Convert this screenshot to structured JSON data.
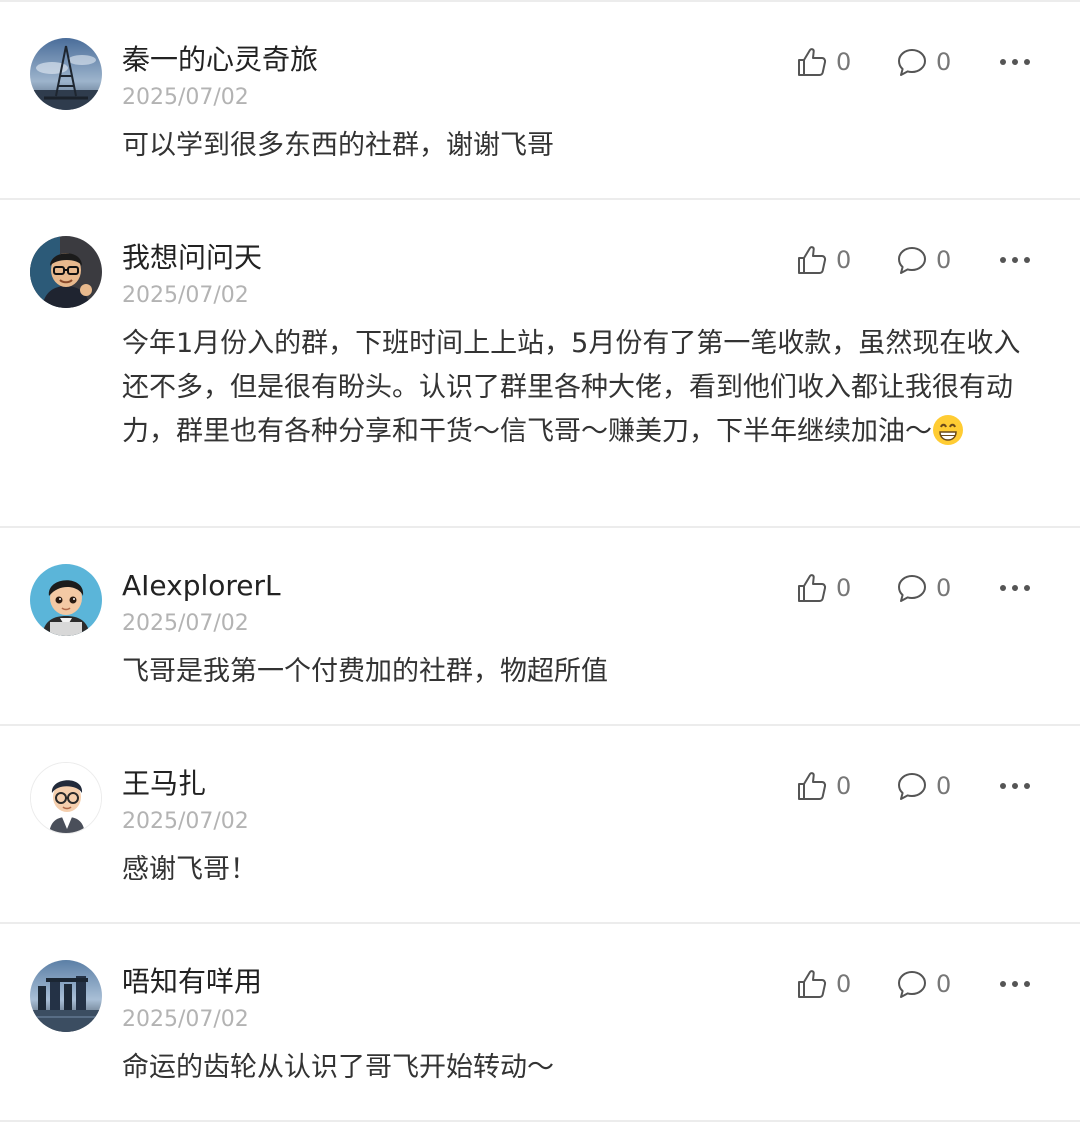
{
  "comments": [
    {
      "name": "秦一的心灵奇旅",
      "date": "2025/07/02",
      "text": "可以学到很多东西的社群，谢谢飞哥",
      "likes": "0",
      "replies": "0",
      "avatar": "tower-photo-avatar"
    },
    {
      "name": "我想问问天",
      "date": "2025/07/02",
      "text": "今年1月份入的群，下班时间上上站，5月份有了第一笔收款，虽然现在收入还不多，但是很有盼头。认识了群里各种大佬，看到他们收入都让我很有动力，群里也有各种分享和干货～信飞哥～赚美刀，下半年继续加油～",
      "emoji": "grinning-face-emoji",
      "likes": "0",
      "replies": "0",
      "avatar": "cartoon-glasses-man-avatar"
    },
    {
      "name": "AIexplorerL",
      "date": "2025/07/02",
      "text": "飞哥是我第一个付费加的社群，物超所值",
      "likes": "0",
      "replies": "0",
      "avatar": "cartoon-boy-avatar"
    },
    {
      "name": "王马扎",
      "date": "2025/07/02",
      "text": "感谢飞哥！",
      "likes": "0",
      "replies": "0",
      "avatar": "cartoon-glasses-boy-avatar"
    },
    {
      "name": "唔知有咩用",
      "date": "2025/07/02",
      "text": "命运的齿轮从认识了哥飞开始转动～",
      "likes": "0",
      "replies": "0",
      "avatar": "city-skyline-avatar"
    }
  ],
  "icons": {
    "like": "thumbs-up-icon",
    "reply": "comment-bubble-icon",
    "more": "more-dots-icon"
  },
  "colors": {
    "name": "#222222",
    "date": "#b3b3b3",
    "text": "#333333",
    "icon": "#555555",
    "divider": "#ececec"
  }
}
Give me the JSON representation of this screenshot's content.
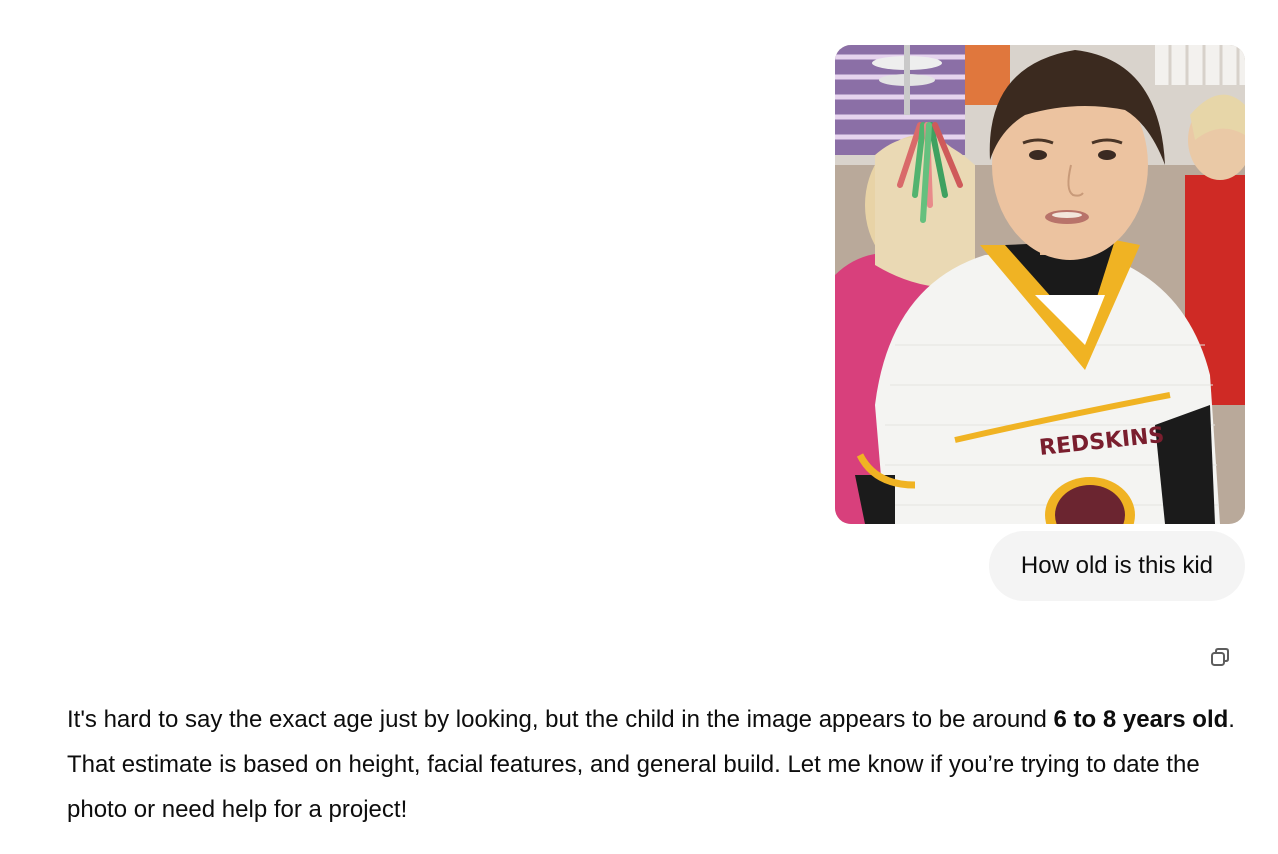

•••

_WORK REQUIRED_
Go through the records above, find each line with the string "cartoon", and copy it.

_TASK OUTPUT_
      "avatar": "cartoon-glasses-man-avatar"
      "avatar": "cartoon-boy-avatar"
      "avatar": "cartoon-glasses-boy-avatar"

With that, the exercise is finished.